THE BLOG

A Northern Seas Grid? Setting Out a Plan for Jobs, Investment and Lower Energy Bills

15/01/2016 22:46 GMT | Updated 15/01/2017 10:12 GMT

Speaking in the European Parliament this week, I made the point that the North East is perfectly placed to gain from greater energy cooperation across the North Sea. We provided the fuel for the industrial revolution, today we have the skills, industries and geography to provide the fuel for many future generations. We have to seize the moment.

Therefore, I have joined together with a cross-party group of Members of the European Parliament (MEPs) representing coastal constituencies surrounding the North and Irish seas. This week we launched a manifesto for a Northern Seas electricity grid. Our aim is to build the political support for investment and infrastructure investment. Energy Ministers will be meeting in The Netherlands on the 4 February to set out a joint plan. MEPs have got in first to steer the plan putting our constituents at the heart of it.

The development of stronger regional cooperation in the Northern Seas will help create local jobs and growth, reduce costs and ensure energy security, as well as EU technology leadership in off-shore wind and other emerging marine renewables. Such cooperation will also help the EU to implement and achieve the commitments made in December at Paris as part of the COP21 climate agreement, helping to limit global warming to under 1.5°C.

Although oil prices continue to fall, latest figures show a huge push towards increasing our renewable energy capabilities across the globe. World investment, mainly in solar and wind, went up by 17% to £180 billion in 2014 alone.

With North East workers in the North Sea offshore oil and gas industry and its supply chain hit hard by the low oil price, we have a skilled workforce who could be redirected and retrained to build and maintain such a North East renewables grid. They understand building infrastructure in turbulent seas. They have developed a common North Sea safety code which could inform new safety rules for integrated renewables.

Within the European Parliament we are already on the front-foot in promoting our role in delivering the Energy Union. On 15 December 2015, our resolution on improved electricity interconnection stated that "offshore wind in the North Sea region has the potential to generate over 8 % of Europe's power supply by 2030". Regional cooperation on technical elements of the energy system in the Northern Seas has already been taking place for a number years. This has mostly come under the North Sea Countries' Offshore Grid Initiative (NSCOGI), established in 2010, although in 2014 the EU adopted the Maritime Spatial Planning directive, an instrument that favours consistent cross-border planning.

The NSCOGI five year celebration conference in Ostende on 23rd October 2015 was an occasion for Member States to renew their commitment, while the Belgian Minister Marie-Christine Marghem expressed her intention to propose a new action plan for the coming five years.
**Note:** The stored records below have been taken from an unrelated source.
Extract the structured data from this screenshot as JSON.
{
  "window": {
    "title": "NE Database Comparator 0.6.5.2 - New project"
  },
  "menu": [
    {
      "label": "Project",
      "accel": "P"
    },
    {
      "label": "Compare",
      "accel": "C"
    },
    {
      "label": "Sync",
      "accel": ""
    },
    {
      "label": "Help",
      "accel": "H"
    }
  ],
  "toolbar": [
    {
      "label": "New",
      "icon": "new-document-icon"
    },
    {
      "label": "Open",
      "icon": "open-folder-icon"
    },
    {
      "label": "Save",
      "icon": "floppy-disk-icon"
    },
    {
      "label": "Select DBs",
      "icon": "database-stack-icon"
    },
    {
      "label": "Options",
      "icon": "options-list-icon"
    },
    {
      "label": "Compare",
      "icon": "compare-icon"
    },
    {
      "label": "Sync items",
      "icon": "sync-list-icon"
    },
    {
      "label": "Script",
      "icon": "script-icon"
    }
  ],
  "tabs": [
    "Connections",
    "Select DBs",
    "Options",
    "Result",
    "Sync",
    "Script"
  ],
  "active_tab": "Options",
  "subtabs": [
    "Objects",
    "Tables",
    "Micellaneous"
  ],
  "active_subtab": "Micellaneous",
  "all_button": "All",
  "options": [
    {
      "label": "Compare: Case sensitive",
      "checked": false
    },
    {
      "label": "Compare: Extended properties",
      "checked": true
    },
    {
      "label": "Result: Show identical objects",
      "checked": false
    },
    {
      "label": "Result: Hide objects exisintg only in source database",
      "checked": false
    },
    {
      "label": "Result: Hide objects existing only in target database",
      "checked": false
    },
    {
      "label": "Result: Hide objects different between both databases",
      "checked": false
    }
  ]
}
NSCOGI represents a solid foundation for further cooperation. Nevertheless, new cooperation structures such as a High Level Group are necessary to provide more political direction and cooperation should be broadened beyond grid issues, to include the deployment of a coordinated at-scale offshore wind programme, bringing together regulators, industry, trade unions, and other key stakeholders.

Connectivity is the key issue to realise our ambitions. The states surrounding the North Sea generate enough electricity to supply the energy needs of every home in the European Union. Over a quarter of this energy comes from renewable sources, yet a lack of infrastructure means that states have few means by which to pass it between them. And since renewable energy cannot be stored, if it is not used straight away it is lost - at an estimated total of 126 million kWh ² per year.

That's why last year's announcement of plans to install the world's longest subsea electricity cable by 2021 is so welcome. The cable will connect the UK to Norway for the first time and will mean that nearly three quarters of a million British homes will benefit from Norway's highly developed hydropower capabilities. Importantly, installing the interconnector, maintaining it and building the infrastructure to support it will create local, skilled jobs. British consumers will see their energy bills go down, too.

We have a prime opportunity to take advantage of these developments. Let's grab it.